Those feeling brunt of the soda tax will also feel benefits

Originally published as Those feeling brunt of soda tax will also feel benefits, Philadelphia Daily News, April 19, 2016 THE SUGARY-DRINK tax proposed by Mayor Kenney, also known as the “soda tax,” is controversial because it takes a greater share of the income from poor families than rich ones. And since we at the Pennsylvania Budget and Policy Center are fundamentally committed to economic justice, we are always inclined to be suspicious of taxes that do that. So it may come as a surprise that we have concluded, overall, that the sugary-drink tax proposed by the mayor is a good idea. Though the costs fall more heavily on those with low incomes, for two reasons, more of the benefit of the tax will go to low-income Philadelphians, as well. The first benefit of the tax flows from how the new revenue will be spent – on pre-K education, community schools, and … Continue reading

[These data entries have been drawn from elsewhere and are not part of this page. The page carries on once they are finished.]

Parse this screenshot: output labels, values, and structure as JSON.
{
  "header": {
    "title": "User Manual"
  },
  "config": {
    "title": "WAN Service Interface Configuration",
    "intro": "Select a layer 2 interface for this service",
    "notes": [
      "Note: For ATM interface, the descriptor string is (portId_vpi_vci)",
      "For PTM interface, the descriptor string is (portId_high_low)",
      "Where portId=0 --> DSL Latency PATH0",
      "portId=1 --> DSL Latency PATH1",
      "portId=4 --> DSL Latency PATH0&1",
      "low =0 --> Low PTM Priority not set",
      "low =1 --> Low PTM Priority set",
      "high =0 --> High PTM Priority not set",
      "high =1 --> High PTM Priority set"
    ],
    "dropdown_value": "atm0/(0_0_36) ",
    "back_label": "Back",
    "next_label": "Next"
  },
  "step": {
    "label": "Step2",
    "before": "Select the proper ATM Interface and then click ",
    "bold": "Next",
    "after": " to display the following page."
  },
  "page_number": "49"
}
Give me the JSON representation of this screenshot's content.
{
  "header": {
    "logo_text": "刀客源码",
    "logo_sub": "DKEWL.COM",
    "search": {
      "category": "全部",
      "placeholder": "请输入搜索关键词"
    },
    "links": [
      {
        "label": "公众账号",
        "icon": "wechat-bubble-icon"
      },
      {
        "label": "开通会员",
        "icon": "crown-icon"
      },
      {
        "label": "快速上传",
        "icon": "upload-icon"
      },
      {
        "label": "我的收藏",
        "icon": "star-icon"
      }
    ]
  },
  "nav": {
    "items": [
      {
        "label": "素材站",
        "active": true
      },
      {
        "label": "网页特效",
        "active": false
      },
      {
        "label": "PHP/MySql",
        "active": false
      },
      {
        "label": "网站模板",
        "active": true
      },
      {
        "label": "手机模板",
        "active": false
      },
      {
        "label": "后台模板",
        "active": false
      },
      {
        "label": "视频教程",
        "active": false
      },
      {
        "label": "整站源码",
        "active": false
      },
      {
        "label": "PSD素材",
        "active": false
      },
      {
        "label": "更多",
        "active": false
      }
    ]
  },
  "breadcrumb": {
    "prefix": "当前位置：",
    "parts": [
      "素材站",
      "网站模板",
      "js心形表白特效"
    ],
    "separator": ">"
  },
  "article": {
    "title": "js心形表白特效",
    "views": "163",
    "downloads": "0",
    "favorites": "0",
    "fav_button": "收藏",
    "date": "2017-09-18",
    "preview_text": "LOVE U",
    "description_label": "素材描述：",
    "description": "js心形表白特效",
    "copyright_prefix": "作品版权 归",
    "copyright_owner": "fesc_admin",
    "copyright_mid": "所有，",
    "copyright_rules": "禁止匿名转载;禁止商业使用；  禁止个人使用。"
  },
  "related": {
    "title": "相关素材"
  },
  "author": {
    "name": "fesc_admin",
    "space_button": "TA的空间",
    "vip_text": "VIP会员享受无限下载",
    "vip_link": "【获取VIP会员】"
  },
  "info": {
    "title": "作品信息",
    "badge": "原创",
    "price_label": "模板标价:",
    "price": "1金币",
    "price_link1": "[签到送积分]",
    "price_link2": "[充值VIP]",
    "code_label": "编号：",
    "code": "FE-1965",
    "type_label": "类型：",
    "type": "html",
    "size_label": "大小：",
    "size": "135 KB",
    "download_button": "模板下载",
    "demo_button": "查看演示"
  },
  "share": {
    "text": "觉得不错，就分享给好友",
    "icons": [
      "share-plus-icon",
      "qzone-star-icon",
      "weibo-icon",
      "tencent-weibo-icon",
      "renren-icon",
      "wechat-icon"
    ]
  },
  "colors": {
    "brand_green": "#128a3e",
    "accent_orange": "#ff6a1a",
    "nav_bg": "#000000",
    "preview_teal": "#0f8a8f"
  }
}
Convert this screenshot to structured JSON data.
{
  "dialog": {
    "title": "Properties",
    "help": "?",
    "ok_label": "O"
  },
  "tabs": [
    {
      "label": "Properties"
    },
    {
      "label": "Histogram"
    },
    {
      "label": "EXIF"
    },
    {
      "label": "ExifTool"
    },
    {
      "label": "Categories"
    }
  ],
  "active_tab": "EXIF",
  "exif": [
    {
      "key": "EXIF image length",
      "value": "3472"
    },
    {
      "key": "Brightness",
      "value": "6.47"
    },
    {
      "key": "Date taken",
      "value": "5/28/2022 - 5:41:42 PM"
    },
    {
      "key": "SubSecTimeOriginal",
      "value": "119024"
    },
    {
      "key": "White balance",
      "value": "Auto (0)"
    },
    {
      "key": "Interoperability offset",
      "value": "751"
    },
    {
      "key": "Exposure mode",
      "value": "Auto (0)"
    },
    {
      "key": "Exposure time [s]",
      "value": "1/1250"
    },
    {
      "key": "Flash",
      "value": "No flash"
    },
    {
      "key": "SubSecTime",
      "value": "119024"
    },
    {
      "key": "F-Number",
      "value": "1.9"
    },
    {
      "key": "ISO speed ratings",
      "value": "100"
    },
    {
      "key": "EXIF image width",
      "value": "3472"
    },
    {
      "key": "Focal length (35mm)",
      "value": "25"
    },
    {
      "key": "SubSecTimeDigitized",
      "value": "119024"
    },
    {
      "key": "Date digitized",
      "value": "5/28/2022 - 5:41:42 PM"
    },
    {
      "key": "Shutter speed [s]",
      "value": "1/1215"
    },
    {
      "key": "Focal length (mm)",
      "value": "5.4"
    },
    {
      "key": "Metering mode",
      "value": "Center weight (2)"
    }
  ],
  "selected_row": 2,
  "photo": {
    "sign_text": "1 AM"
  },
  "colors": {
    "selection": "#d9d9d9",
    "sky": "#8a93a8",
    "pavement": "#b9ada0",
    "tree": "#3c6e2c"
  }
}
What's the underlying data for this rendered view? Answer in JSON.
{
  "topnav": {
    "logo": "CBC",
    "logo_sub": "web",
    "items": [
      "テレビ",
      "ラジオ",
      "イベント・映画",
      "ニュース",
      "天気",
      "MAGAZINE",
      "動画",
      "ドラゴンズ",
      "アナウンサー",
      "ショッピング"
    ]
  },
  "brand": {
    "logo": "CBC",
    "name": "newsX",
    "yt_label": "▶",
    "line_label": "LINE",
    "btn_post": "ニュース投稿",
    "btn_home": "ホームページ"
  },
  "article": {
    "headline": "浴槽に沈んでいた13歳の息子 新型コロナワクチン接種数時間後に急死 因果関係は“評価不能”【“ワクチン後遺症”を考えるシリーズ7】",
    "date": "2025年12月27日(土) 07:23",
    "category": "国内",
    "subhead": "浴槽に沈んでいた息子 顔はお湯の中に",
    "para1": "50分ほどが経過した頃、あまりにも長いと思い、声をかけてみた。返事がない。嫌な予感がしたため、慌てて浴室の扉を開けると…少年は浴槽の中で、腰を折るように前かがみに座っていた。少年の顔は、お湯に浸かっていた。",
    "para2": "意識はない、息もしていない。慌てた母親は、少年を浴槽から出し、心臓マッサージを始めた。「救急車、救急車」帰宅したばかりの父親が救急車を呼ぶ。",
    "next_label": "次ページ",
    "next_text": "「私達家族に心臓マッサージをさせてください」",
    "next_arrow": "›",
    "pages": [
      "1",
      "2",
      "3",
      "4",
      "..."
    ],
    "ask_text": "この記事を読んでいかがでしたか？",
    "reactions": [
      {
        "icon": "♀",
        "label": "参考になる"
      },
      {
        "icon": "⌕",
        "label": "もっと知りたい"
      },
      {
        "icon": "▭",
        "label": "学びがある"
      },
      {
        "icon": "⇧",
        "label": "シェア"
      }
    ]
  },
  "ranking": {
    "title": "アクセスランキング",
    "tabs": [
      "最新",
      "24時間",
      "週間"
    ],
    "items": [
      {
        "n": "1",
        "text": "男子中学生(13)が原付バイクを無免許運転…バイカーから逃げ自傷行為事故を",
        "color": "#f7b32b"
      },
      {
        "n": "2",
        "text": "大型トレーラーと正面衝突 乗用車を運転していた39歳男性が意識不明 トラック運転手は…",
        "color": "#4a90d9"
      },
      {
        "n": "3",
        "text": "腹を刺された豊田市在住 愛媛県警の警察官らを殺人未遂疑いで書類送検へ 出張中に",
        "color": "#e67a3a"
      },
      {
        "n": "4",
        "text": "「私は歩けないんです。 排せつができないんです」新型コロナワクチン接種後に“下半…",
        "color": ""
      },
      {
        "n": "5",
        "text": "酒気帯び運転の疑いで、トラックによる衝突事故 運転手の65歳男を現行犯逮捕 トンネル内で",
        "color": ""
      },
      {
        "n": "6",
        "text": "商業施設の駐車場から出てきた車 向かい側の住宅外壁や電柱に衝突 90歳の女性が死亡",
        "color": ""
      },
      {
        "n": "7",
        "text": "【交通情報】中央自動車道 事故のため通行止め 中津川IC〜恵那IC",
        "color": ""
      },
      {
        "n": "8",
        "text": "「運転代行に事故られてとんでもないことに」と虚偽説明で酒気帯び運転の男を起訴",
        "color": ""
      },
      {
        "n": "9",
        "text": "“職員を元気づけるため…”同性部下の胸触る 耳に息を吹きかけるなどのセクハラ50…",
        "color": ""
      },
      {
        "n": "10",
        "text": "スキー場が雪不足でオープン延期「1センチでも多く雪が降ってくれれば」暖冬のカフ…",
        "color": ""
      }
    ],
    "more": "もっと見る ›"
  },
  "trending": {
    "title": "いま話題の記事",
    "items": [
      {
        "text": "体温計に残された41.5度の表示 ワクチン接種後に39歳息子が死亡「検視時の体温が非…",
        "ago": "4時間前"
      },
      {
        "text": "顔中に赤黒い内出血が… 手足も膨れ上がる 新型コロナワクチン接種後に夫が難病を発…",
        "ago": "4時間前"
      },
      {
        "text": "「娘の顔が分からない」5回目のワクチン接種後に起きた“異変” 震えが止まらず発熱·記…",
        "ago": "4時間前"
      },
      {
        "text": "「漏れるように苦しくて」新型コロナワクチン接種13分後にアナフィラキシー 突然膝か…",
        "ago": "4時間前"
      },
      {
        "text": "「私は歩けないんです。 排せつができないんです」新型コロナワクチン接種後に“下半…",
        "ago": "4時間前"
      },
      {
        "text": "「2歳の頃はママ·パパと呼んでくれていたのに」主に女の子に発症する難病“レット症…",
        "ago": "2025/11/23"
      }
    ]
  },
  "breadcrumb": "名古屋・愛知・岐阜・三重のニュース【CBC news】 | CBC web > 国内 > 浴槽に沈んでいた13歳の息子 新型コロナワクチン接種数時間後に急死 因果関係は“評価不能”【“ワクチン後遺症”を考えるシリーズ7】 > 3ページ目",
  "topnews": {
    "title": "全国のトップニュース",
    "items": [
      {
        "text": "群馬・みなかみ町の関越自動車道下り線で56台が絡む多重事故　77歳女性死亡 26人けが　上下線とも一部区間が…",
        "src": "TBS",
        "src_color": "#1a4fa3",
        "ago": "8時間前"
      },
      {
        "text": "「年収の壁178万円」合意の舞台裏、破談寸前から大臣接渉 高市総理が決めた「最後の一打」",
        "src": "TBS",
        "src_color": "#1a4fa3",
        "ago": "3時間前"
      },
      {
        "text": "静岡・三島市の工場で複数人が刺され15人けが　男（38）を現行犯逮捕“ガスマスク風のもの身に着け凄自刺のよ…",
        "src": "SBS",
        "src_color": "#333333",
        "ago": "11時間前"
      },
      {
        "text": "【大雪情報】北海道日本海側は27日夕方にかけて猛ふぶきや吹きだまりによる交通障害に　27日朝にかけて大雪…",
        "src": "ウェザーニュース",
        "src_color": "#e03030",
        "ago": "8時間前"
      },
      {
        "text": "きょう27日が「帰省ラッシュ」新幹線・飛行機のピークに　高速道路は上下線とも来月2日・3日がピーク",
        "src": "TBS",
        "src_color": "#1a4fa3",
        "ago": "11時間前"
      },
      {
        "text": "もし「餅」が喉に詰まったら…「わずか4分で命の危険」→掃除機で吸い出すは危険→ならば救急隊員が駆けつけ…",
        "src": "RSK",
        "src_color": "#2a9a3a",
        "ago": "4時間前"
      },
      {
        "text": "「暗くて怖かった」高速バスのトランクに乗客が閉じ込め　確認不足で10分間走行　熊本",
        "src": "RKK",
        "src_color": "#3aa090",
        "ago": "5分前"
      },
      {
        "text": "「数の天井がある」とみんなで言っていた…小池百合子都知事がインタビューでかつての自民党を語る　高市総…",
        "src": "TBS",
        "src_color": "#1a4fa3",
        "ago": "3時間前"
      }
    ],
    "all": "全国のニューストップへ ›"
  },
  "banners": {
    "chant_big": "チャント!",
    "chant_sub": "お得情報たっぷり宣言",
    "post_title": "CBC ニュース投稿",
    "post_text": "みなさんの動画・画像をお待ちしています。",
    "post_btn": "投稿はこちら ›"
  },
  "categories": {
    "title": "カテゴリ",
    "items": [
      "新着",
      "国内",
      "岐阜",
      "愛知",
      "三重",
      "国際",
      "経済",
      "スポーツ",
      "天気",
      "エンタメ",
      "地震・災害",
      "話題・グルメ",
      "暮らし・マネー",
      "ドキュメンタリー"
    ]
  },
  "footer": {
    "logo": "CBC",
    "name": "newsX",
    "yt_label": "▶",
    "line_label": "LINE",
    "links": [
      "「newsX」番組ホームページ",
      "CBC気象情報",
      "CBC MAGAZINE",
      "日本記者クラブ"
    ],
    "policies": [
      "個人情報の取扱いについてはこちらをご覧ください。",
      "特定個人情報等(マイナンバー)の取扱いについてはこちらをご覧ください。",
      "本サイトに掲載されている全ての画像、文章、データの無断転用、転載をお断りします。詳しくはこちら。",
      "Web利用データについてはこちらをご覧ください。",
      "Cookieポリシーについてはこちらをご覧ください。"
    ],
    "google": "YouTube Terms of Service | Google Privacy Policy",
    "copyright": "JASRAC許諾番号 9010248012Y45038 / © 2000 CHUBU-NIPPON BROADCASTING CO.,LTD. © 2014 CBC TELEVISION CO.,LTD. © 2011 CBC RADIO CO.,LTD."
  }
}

For City Commissioner: Carol Jenkins and Lisa Deeley

Two candidates for City Commissioner stand far above all the others. Carol Jenkins and Lisa Deeley. City Commissioner is one of those row offices that carries out a really important function that is utterly unknown to most people. The City Commissioners are responsible for making sure that the machinery of our elections—from the books that contain the names of registered voters to the voting machines that record our votes—work and work fairly. When that machinery doesn’t work, as it nearly didn’t in 2012, people can be denied the basic right central to democratic politics. When the machinery of our elections is used to help one party or one faction or one candidate rather another—when polling places are moved to help some candidates or you have to know someone on the inside to even get the results of previous elections—then our elections are fundamentally unfair. When the Commissioners do their basic … Continue reading

Jim Kenney, with pleasure.

I’m going to vote for Jim Kenney for Mayor next week. One reason, as I wrote earlier in the week, is to stop the Four Billionaires from electing a Mayor. But there is another reason as well. I think he could be a really good mayor. That he’s even running tells you a lot about why. Kenney got into the race late when the most likely candidate to take up the labor / progressive mantel against Tony Williams, Darrell Clarke and Alan Butkovtiz declined to run. Clarke and Butkovitz had their own reasons not to run, but certainly one consideration was that Williams had broad support and the promise, which turned into reality, of getting a huge amount of funding from the Three Billionaires. Kenney had that reason to not run, as well. But, when the possibility of getting in late opened up when Ken Trujillo dropped out and Butkovtiz … Continue reading